And while it is not to be said the Fab Five’s work is unimportant, the spark of the earlier seasons seems to be gone. The story is no longer about accepting each other, it’s about self-love. Queer Eye once felt inspirational and heart-warming, but now it feels emotionally exploitative and forced. Even the interactions between the Fab Five and Yoko seem artificial, as the guys talk to Yoko in English, she responds in Japanese, and both parties seemingly understand each other’s language (the off-camera interpreter is cut out, for viewing ease, perhaps). The message of self-love is relentless, and while this may be what Yoko needed, is it what viewers are looking for? The show is now playing on viewers’ sympathies and relying on the misfortunes of its hero, rather than showing us the friendships that can develop between people who seem different but are not so different after all. When Queer Eye began, we needed to feel that maybe people could still connect meaningfully despite prejudices, but what purpose does the show serve now?

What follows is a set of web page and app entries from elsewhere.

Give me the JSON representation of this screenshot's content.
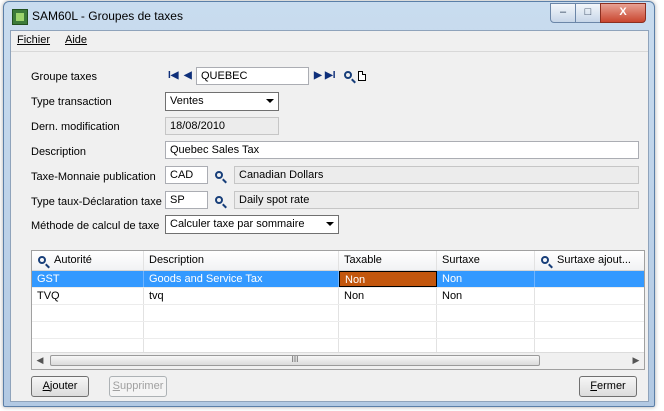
{
  "window": {
    "title": "SAM60L - Groupes de taxes"
  },
  "titlebar_buttons": {
    "minimize": "–",
    "maximize": "□",
    "close": "X"
  },
  "menu": {
    "items": [
      "Fichier",
      "Aide"
    ]
  },
  "form": {
    "groupe_taxes": {
      "label": "Groupe taxes",
      "value": "QUEBEC"
    },
    "type_transaction": {
      "label": "Type transaction",
      "value": "Ventes"
    },
    "dern_modification": {
      "label": "Dern. modification",
      "value": "18/08/2010"
    },
    "description": {
      "label": "Description",
      "value": "Quebec Sales Tax"
    },
    "taxe_monnaie": {
      "label": "Taxe-Monnaie publication",
      "code": "CAD",
      "name": "Canadian Dollars"
    },
    "type_taux": {
      "label": "Type taux-Déclaration taxe",
      "code": "SP",
      "name": "Daily spot rate"
    },
    "methode_calcul": {
      "label": "Méthode de calcul de taxe",
      "value": "Calculer taxe par sommaire"
    }
  },
  "nav": {
    "first": "I◀",
    "prev": "◀",
    "next": "▶",
    "last": "▶I"
  },
  "grid": {
    "columns": [
      "Autorité",
      "Description",
      "Taxable",
      "Surtaxe",
      "Surtaxe ajout..."
    ],
    "rows": [
      {
        "autorite": "GST",
        "description": "Goods and Service Tax",
        "taxable": "Non",
        "surtaxe": "Non",
        "surtaxe_ajout": ""
      },
      {
        "autorite": "TVQ",
        "description": "tvq",
        "taxable": "Non",
        "surtaxe": "Non",
        "surtaxe_ajout": ""
      }
    ],
    "scroll": {
      "left": "◀",
      "right": "▶",
      "grip": "III"
    }
  },
  "buttons": {
    "ajouter": "Ajouter",
    "supprimer": "Supprimer",
    "fermer": "Fermer"
  },
  "colors": {
    "selection": "#3399ff",
    "focused_cell": "#c2560d"
  }
}
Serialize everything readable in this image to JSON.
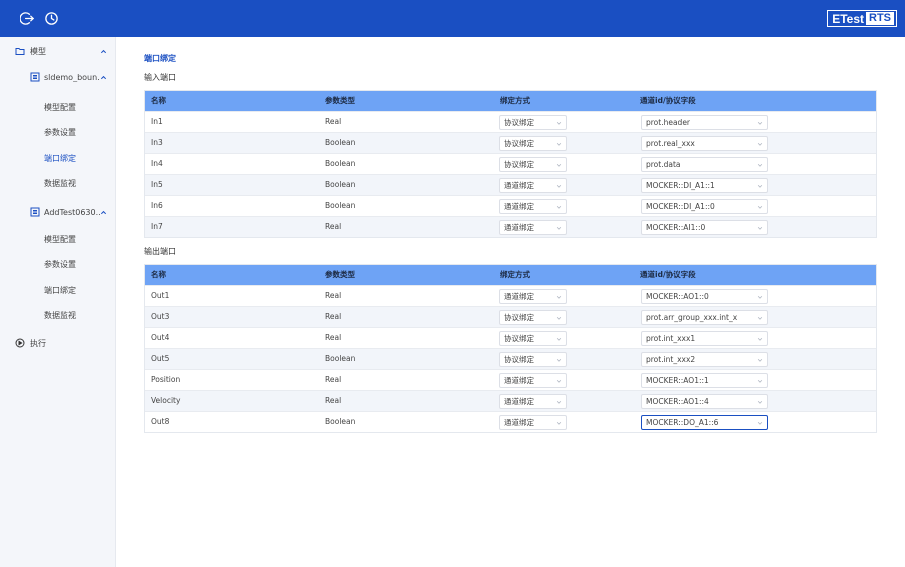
{
  "header": {
    "logo_text": "ETest",
    "logo_badge": "RTS",
    "icons": [
      "logout-icon",
      "history-clock-icon"
    ]
  },
  "sidebar": {
    "root": {
      "label": "模型",
      "icon": "folder-icon",
      "expanded": true
    },
    "models": [
      {
        "label": "sldemo_boun...",
        "icon": "model-icon",
        "expanded": true,
        "items": [
          {
            "label": "模型配置",
            "active": false
          },
          {
            "label": "参数设置",
            "active": false
          },
          {
            "label": "端口绑定",
            "active": true
          },
          {
            "label": "数据监视",
            "active": false
          }
        ]
      },
      {
        "label": "AddTest0630...",
        "icon": "model-icon",
        "expanded": true,
        "items": [
          {
            "label": "模型配置",
            "active": false
          },
          {
            "label": "参数设置",
            "active": false
          },
          {
            "label": "端口绑定",
            "active": false
          },
          {
            "label": "数据监视",
            "active": false
          }
        ]
      }
    ],
    "execute": {
      "label": "执行",
      "icon": "play-circle-icon"
    }
  },
  "main": {
    "title": "端口绑定",
    "columns": [
      "名称",
      "参数类型",
      "绑定方式",
      "通道id/协议字段"
    ],
    "input_section": {
      "title": "输入端口",
      "rows": [
        {
          "name": "In1",
          "type": "Real",
          "bind": "协议绑定",
          "channel": "prot.header"
        },
        {
          "name": "In3",
          "type": "Boolean",
          "bind": "协议绑定",
          "channel": "prot.real_xxx"
        },
        {
          "name": "In4",
          "type": "Boolean",
          "bind": "协议绑定",
          "channel": "prot.data"
        },
        {
          "name": "In5",
          "type": "Boolean",
          "bind": "通道绑定",
          "channel": "MOCKER::DI_A1::1"
        },
        {
          "name": "In6",
          "type": "Boolean",
          "bind": "通道绑定",
          "channel": "MOCKER::DI_A1::0"
        },
        {
          "name": "In7",
          "type": "Real",
          "bind": "通道绑定",
          "channel": "MOCKER::AI1::0"
        }
      ]
    },
    "output_section": {
      "title": "输出端口",
      "rows": [
        {
          "name": "Out1",
          "type": "Real",
          "bind": "通道绑定",
          "channel": "MOCKER::AO1::0"
        },
        {
          "name": "Out3",
          "type": "Real",
          "bind": "协议绑定",
          "channel": "prot.arr_group_xxx.int_x"
        },
        {
          "name": "Out4",
          "type": "Real",
          "bind": "协议绑定",
          "channel": "prot.int_xxx1"
        },
        {
          "name": "Out5",
          "type": "Boolean",
          "bind": "协议绑定",
          "channel": "prot.int_xxx2"
        },
        {
          "name": "Position",
          "type": "Real",
          "bind": "通道绑定",
          "channel": "MOCKER::AO1::1"
        },
        {
          "name": "Velocity",
          "type": "Real",
          "bind": "通道绑定",
          "channel": "MOCKER::AO1::4"
        },
        {
          "name": "Out8",
          "type": "Boolean",
          "bind": "通道绑定",
          "channel": "MOCKER::DO_A1::6"
        }
      ]
    }
  },
  "colors": {
    "header_bg": "#1a4fc2",
    "table_header_bg": "#6ea3f5",
    "active_text": "#1a4fc2",
    "sidebar_bg": "#f4f6fa"
  }
}
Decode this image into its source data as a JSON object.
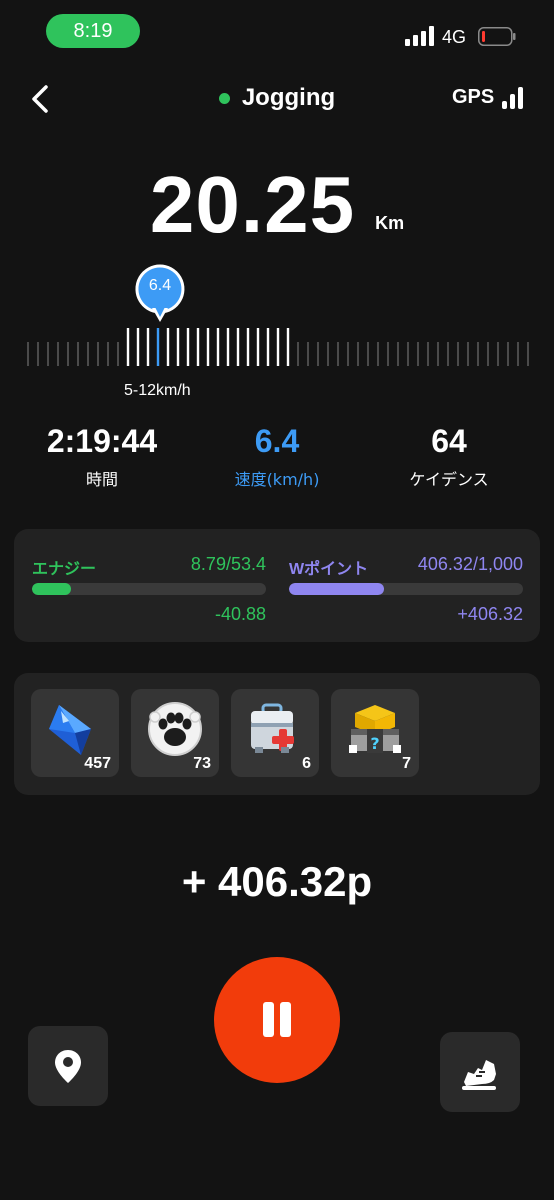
{
  "status_bar": {
    "time": "8:19",
    "network": "4G"
  },
  "header": {
    "mode": "Jogging",
    "gps_label": "GPS"
  },
  "distance": {
    "value": "20.25",
    "unit": "Km"
  },
  "gauge": {
    "current_speed": "6.4",
    "range_label": "5-12km/h",
    "total_ticks": 51,
    "highlight_start": 10,
    "highlight_end": 26,
    "current_tick": 13
  },
  "stats": [
    {
      "value": "2:19:44",
      "label": "時間"
    },
    {
      "value": "6.4",
      "label": "速度(km/h)"
    },
    {
      "value": "64",
      "label": "ケイデンス"
    }
  ],
  "energy": {
    "title": "エナジー",
    "value": "8.79/53.4",
    "fraction": 0.1646,
    "change": "-40.88",
    "color": "#2fc35c"
  },
  "wpoints": {
    "title": "Wポイント",
    "value": "406.32/1,000",
    "fraction": 0.40632,
    "change": "+406.32",
    "color": "#8f86f0"
  },
  "items": [
    {
      "icon": "gem-icon",
      "count": "457"
    },
    {
      "icon": "paw-icon",
      "count": "73"
    },
    {
      "icon": "medkit-icon",
      "count": "6"
    },
    {
      "icon": "mystery-box-icon",
      "count": "7"
    }
  ],
  "earned_points": "+ 406.32p",
  "colors": {
    "accent_green": "#2fc35c",
    "accent_blue": "#3d9bf5",
    "accent_purple": "#8f86f0",
    "pause_red": "#f23c0b"
  }
}
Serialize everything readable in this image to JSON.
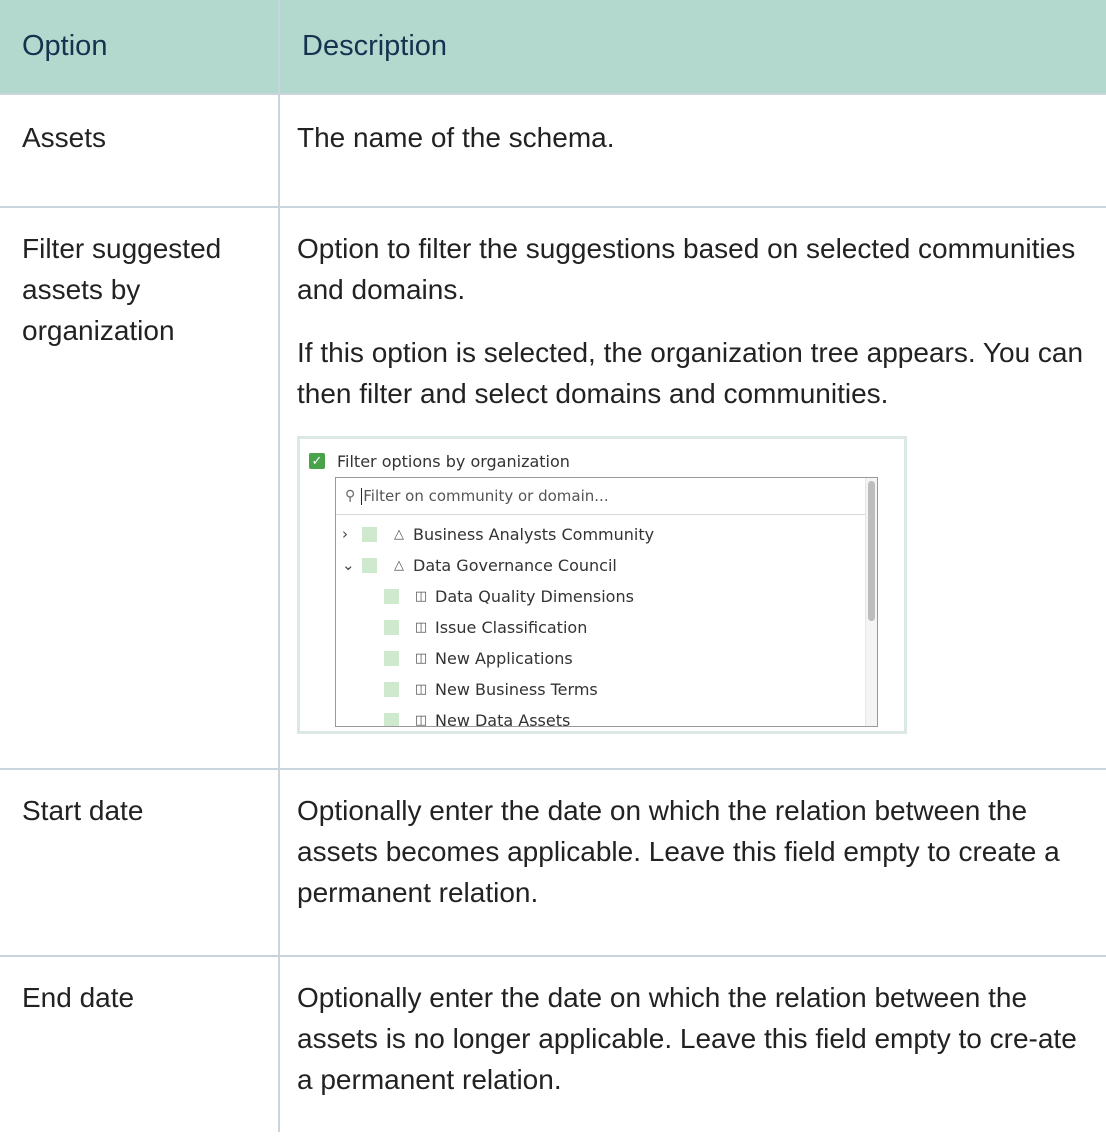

Queer Eye is now about the journey to self-love. Maybe that is what its showrunners think we need next. First, they attempted to fix how we interact with each other, now we have to learn how to interact with ourselves. A valuable lesson to learn, no doubt, but perhaps not following the format of the show that first captured our love in 2018. Now the show seems to be much more focused on self-love in the same way that self-care has become a trend. Self-care is thought of by many as face masks, candles, and bubble baths, instead of taking active steps to reflect on actions and how to become a more thoughtful, introspective person. And the first episode of Queer Eye: We’re in Japan! gets the superficial self-care treatment: Yoko is taught by the Fab Five that she can love herself, but no real connections are forged between them and Yoko. In the time after the Fab Five had left Yoko and watch her reveal and gathering party with her friends and family, we do not even get see if Yoko has deepened her connections with those people in her life. This all makes me wonder if Yoko will return to the person she was before: always giving so much of herself to others that she inevitably lets her own life fall behind again. Had the Fab Five made a deeper personal connection with Yoko, maybe she would have seen that real self-care comes from our interpersonal relationships and interactions with the special people in our lives.